Day 1 : enroute - Kirkwall : 10 miles sunny early, rain later

Well here I go, fully loaded and pictured in Chatham with background view over to Upnor Castle beyond the Chatham Maritime marina. (Thank you Alice for being late for school to take that one).  
I'm not sure what I'm daunted by more 
  • cycling 800 miles plus in autumn or 
  • writing some sort of interesting log on a blog on a regular basis.
The last 24 hours have certainly taught me that autumn in the NE of Scotland can be wet, chilly and very windy. Some hasty purchases of additional thermal gloves and a waterproof hat that has a cord under the chin will keep the rain off my glasses in a howling gale.
All went to plan with the plane, although I have learnt that you can't do enough to protect a bike from the savagery of airport conveyor systems. (The plastic cycle bag is back in the post for reuse next time!) By the time I'd landed at 18.55 and put the bike together again, the airport had closed and the place gone very dark and wintery - so I was very glad to get into the youth hostel even though there are no power sockets!
This is the first time I've used one of Kent's 'International' airports - London Manston. It's close by a RAF spitfire museum that looks like it will be worth visiting another day.
I also noted the Thanet Earth glass greenhouses built a few years ago as the plane took off. My recollection of the design of this facility was that it had incorporated low-carbon design features (maximised the reuse of heat and water etc). I now realise that another reason it may be sited in Thanet is that it is close to an air freight facility presumably to get the stretched seasonal fruit and veg to prime markets. 
No matter. I also noted that it may be in Kent as it is significantly warmer than either Edinburgh or Kirkwall on this random mid-September day.
Today I am exploring Orkney, home not only to wave and tidal flow experiments and installations but also some fantastic historical engineering such as the fine Norman cathedral of St Magnus in Kirkwall. I noted that the later was probably used some of the same stone masons who had built Durham Cathedral a few years before.

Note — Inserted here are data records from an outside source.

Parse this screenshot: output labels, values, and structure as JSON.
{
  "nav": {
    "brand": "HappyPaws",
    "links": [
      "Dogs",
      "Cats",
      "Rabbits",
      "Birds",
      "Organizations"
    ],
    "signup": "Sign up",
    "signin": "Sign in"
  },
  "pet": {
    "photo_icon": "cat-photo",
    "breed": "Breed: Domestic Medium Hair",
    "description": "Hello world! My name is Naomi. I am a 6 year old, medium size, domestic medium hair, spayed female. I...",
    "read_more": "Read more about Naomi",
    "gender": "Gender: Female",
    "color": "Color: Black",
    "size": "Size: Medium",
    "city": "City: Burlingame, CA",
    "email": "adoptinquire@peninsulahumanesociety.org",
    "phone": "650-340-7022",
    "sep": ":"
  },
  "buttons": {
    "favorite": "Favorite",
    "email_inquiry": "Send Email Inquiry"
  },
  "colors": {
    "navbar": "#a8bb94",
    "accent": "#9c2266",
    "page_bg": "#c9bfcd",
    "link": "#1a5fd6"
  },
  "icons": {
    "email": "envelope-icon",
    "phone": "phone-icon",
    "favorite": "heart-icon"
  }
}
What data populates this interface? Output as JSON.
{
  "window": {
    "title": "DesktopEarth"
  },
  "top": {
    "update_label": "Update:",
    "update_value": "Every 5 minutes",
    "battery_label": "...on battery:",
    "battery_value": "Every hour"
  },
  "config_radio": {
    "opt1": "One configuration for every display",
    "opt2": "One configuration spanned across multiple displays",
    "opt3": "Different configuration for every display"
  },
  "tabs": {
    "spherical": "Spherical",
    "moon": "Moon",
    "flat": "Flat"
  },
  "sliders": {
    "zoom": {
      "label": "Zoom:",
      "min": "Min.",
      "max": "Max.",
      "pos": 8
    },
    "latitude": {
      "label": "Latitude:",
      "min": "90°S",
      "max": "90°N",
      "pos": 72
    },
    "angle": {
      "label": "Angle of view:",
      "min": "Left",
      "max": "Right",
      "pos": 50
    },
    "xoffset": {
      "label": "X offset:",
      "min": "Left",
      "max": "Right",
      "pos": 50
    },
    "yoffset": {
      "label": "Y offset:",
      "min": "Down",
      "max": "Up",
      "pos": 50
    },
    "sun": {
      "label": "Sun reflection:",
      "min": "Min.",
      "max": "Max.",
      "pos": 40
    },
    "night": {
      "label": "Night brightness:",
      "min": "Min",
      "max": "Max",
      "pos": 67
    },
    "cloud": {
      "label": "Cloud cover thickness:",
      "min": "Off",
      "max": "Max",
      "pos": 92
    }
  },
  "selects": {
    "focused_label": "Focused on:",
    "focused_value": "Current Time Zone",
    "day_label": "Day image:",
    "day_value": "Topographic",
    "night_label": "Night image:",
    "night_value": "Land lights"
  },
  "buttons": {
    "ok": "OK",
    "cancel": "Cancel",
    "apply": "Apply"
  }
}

1 comment:

  1. Hopefully the temperature will rise - or at least not get lower! - as you move southwards.